YOUR INSTRUCTIONS:
Your answer must be every line of the data that holds the string "Kebappalace".

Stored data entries
::::::::::
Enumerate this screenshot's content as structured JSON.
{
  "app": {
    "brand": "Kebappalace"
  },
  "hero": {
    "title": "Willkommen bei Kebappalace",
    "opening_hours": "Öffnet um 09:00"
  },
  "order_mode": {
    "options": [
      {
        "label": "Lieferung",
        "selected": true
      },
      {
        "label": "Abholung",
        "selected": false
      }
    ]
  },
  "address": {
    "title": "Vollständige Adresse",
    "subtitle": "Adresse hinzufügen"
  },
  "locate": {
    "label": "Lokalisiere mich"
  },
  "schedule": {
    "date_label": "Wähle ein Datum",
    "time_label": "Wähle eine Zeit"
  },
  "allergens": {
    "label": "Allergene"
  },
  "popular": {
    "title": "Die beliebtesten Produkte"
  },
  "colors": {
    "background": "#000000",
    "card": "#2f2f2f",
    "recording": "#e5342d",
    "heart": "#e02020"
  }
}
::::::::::
SOLUTION:
    "brand": "Kebappalace"
    "title": "Willkommen bei Kebappalace",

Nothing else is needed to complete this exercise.